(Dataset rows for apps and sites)
========

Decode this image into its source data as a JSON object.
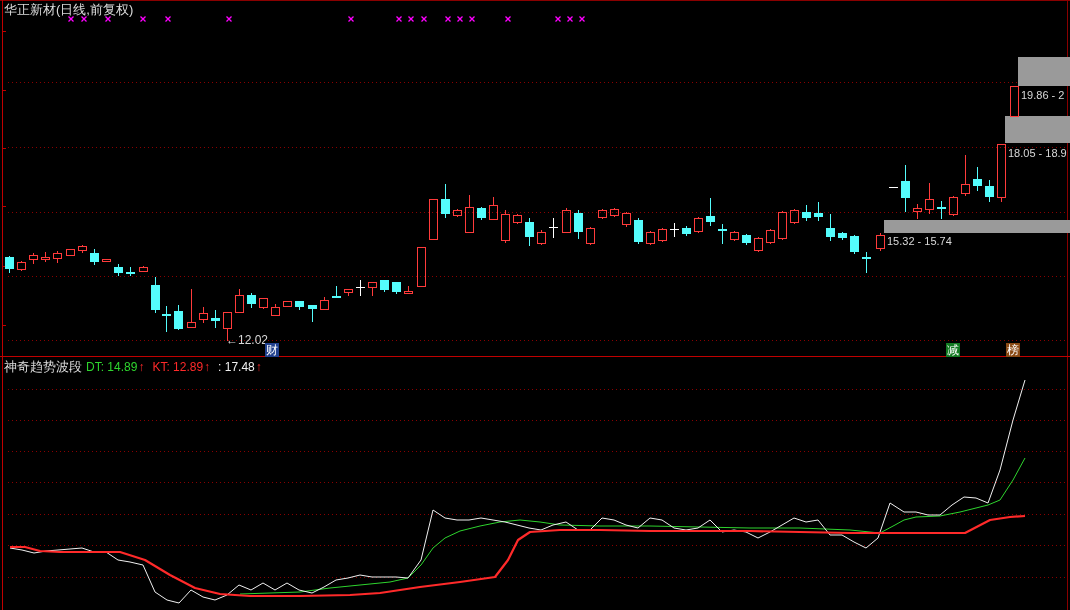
{
  "price_chart": {
    "title": "华正新材(日线,前复权)",
    "low_label": "←12.02",
    "price_zones": [
      {
        "label": "19.86 - 2"
      },
      {
        "label": "18.05 - 18.9"
      },
      {
        "label": "15.32 - 15.74"
      }
    ],
    "event_tags": [
      {
        "text": "财",
        "color": "#21408e"
      },
      {
        "text": "减",
        "color": "#137a22"
      },
      {
        "text": "榜",
        "color": "#8a4a14"
      }
    ]
  },
  "indicator": {
    "title": "神奇趋势波段",
    "series": [
      {
        "label": "DT: 14.89",
        "color": "#2ed42e",
        "trend": "↑"
      },
      {
        "label": "KT: 12.89",
        "color": "#ff2a2a",
        "trend": "↑"
      },
      {
        "label": ": 17.48",
        "color": "#f0f0f0",
        "trend": "↑"
      }
    ]
  }
}
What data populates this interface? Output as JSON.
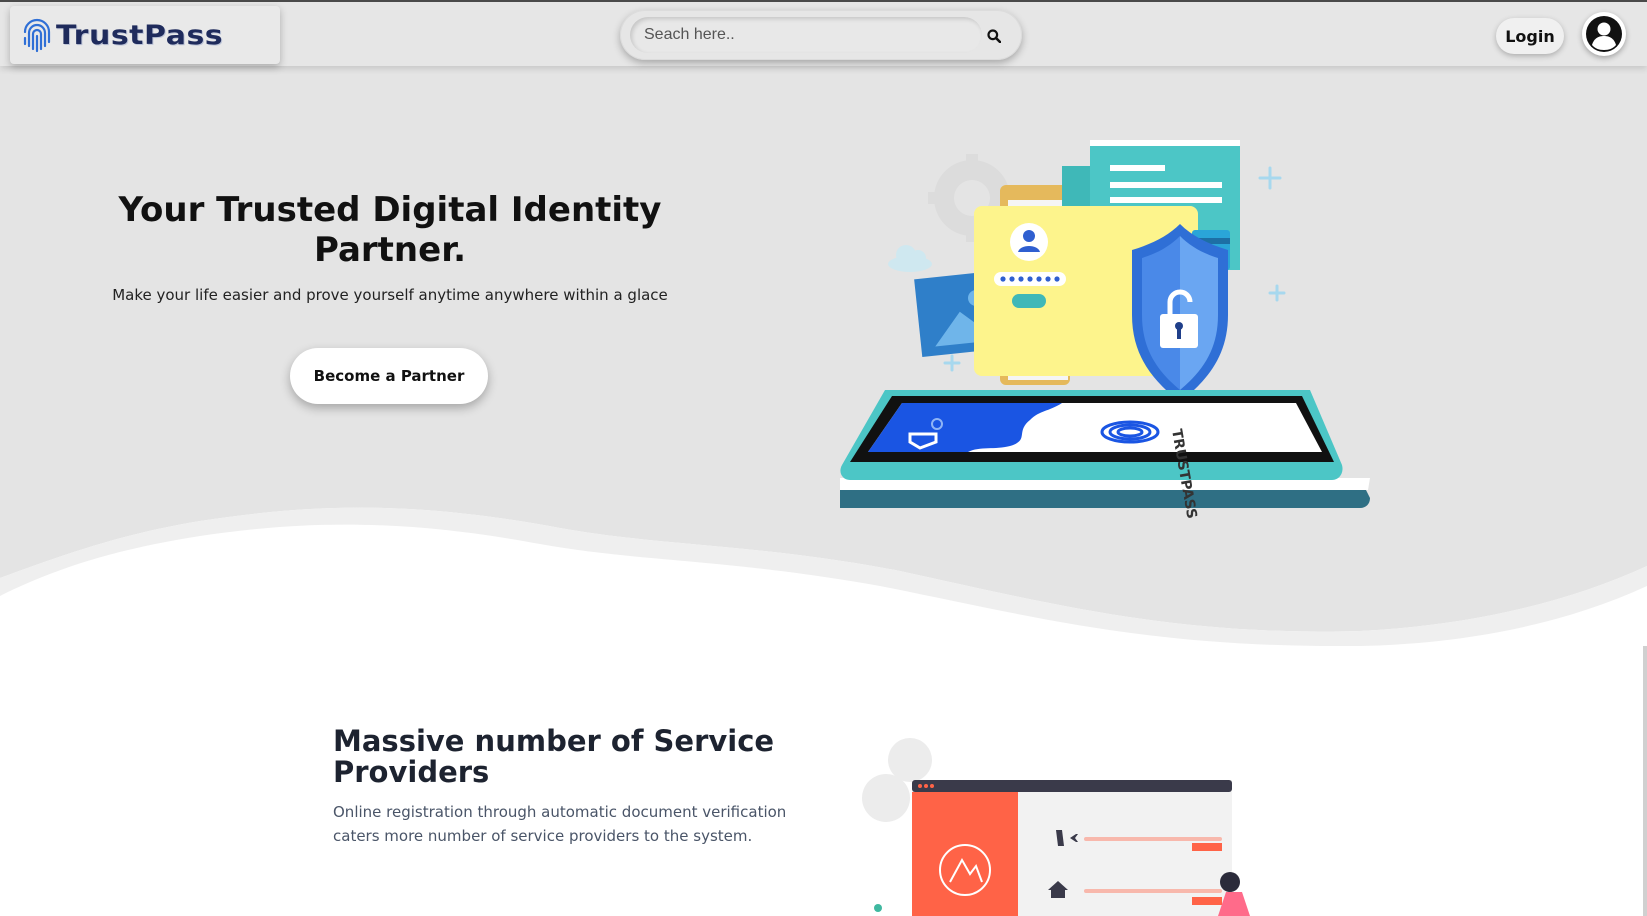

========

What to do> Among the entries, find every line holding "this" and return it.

Finished task>
Decode this image into its source data as a JSON object.
What data populates this interface? Output as JSON.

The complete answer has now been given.